    Well I believe through this poem Plath states that kindness is superficial “The blue and red jewels of her rings smoke/In the windows, the mirrors/Are filling with smiles.” and it is this kindness, that allows her not to follow on with her passion “The blood jet is poetry”. Kindness also represents the conventional woman “Dame Kindness”. “Dame” connoting a respected motherly figure. If we assume that the persona of the poem is Plath herself, we can say that she no longer has the ‘normal’ feeling emotions for example of that of a mother “What is so real as the cry of a child?/A rabbit’s cry may be wilder” and
    “You hand me two children, two roses.”

  9. NHS says:

    There are some facts that we must know before reading a poem like this. First, she wrote this one week before or her suicide, which means that this poem is not a nice poem and it will have some dark connotation (although most of her poems do too). Second, it is the fact that she later on commit suicide. This poem is really about how she cared about her children…in which case where she cannot commit suicide to end her pain because that would leave her children behind. It infers that up to this point, the only thing that is standing between her life and death is her children. However…so far is the clue. In the last stanza, she talks about how the pain has been bottled up so soon (the steam from the tea, pressure, and the blood jet, possible blood letting, or release of pressure). “There is no stopping it,” the release must come somewhere. In some ways, it foreshadows her suicide.

  10. juliette says:

    i agree with what David said. it gives the poem a brighter view.

  11. Allyce says:

    This poem is actually about the isolation of someone who has a mental disability. Plath has effectively made kindness untouchable by referring to her as smoke and a mirror – she can see it but she can’t reach it. By giving kindness human qualities she ultimately conveys the message that she cannot feel human kindness and this is contributes to her mental state. The last line “You hand me two children, two roses.” sums up this theory. Her final attempt at happiness is children and although they are compared to roses which are a thing of wonder and beauty, the abrupt end suggests that it is actually the thorns and the fact that the beauty will eventually fade and die that Plath is associating them with.

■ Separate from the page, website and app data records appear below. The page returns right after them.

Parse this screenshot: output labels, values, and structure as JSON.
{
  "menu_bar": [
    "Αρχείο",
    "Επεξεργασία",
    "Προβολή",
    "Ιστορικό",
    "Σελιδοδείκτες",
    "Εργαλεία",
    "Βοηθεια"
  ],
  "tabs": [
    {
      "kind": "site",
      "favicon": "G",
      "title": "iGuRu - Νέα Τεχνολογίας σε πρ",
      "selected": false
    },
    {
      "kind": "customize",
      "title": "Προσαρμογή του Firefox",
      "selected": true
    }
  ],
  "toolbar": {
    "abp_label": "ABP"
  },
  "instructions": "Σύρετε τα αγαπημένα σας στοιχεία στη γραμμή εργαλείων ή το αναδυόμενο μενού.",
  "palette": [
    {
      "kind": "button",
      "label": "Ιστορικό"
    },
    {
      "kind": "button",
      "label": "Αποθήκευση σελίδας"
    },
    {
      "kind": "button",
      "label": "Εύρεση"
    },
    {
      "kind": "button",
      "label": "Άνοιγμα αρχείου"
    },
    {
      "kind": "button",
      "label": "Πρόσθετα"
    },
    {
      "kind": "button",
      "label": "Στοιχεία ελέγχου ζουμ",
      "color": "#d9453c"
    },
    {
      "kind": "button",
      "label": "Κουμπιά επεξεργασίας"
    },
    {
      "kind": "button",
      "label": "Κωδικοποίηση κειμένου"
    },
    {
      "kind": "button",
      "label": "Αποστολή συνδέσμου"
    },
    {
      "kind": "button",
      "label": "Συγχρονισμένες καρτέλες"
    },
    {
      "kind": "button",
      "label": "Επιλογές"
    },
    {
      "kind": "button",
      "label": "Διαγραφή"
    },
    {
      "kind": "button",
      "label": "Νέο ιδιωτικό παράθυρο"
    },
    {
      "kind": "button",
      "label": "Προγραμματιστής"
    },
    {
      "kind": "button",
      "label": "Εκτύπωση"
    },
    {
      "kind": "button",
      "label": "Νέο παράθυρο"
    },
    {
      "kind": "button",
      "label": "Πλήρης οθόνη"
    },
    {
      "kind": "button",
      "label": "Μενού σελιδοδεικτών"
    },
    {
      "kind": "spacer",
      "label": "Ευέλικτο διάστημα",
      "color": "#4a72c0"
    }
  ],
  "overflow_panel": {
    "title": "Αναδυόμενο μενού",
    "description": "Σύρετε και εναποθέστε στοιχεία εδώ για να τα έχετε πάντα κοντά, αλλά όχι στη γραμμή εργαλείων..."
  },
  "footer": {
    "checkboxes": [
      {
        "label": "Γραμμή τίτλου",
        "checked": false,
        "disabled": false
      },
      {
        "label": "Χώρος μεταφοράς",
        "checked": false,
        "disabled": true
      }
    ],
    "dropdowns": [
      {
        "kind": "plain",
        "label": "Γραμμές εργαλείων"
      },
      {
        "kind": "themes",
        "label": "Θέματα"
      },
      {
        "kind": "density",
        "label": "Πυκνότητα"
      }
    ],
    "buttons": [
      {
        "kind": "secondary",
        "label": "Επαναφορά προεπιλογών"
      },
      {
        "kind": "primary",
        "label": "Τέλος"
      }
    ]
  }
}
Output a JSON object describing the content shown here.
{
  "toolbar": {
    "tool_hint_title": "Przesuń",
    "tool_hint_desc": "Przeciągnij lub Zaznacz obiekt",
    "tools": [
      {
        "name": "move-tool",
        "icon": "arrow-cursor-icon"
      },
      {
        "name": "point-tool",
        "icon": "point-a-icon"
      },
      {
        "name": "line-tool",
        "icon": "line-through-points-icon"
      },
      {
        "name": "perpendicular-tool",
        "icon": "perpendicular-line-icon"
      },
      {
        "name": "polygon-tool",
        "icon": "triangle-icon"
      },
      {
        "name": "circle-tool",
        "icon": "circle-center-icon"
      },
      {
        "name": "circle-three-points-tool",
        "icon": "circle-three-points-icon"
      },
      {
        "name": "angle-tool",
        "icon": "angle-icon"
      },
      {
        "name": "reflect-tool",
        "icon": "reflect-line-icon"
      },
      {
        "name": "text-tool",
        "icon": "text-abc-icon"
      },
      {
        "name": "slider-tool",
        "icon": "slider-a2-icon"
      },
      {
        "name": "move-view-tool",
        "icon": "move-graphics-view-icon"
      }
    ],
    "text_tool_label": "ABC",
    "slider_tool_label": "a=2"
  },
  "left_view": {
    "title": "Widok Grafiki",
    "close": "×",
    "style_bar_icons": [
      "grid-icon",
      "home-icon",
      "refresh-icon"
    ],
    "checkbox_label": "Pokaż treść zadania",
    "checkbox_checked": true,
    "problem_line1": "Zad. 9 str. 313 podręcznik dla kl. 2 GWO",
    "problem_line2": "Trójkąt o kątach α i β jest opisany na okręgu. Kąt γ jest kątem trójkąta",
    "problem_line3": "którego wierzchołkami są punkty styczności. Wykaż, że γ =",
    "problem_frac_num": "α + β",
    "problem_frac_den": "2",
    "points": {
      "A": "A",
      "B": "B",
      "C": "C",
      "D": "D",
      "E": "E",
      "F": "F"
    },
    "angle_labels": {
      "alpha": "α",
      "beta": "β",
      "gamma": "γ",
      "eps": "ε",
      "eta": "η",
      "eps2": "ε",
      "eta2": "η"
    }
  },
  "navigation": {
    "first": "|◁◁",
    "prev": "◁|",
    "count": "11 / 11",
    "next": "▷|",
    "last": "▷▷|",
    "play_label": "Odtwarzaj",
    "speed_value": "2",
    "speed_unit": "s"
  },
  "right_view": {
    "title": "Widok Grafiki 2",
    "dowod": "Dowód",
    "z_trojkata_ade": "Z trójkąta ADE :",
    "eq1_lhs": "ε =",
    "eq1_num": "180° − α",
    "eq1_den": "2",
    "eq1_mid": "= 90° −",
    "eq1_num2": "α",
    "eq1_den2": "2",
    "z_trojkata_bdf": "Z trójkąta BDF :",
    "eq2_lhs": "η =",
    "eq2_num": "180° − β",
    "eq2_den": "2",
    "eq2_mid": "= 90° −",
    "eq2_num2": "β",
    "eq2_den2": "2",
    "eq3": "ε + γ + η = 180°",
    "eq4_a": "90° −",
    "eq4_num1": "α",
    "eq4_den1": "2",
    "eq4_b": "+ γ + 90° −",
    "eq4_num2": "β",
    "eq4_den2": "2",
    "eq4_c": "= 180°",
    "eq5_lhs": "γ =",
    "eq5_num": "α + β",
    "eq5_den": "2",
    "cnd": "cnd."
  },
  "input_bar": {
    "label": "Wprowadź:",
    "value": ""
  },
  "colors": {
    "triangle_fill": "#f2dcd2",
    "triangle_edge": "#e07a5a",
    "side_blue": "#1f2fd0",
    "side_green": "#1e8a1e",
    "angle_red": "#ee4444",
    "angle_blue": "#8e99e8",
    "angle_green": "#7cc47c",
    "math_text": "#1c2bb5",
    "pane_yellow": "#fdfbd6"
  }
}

This is one of the last poems Sylvia wrote before she died – so although she loves her children she knows she is unstable and depressed and even they cannot save her.

  12. Ariel says:

    The “Kindness” in this poem seems to connotate childbirth.

  13. David says:

    The best way to understand the poem is to imagine your self having a bad day and coming home and wile you sit at the table and your mother comes along nicely with some cookies and a hot cup of tea as if everything is alwright.

Leave a Reply to juliette Cancel reply

Your email address will not be published.

Do you have any comments, criticism, paraphrasis or analysis of this poem that you feel would assist other visitors in understanding the meaning or the theme of this poem by Sylvia Plath better? If accepted, your analysis will be added to this page of American Poems. Together we can build a wealth of information, but it will take some discipline and determination.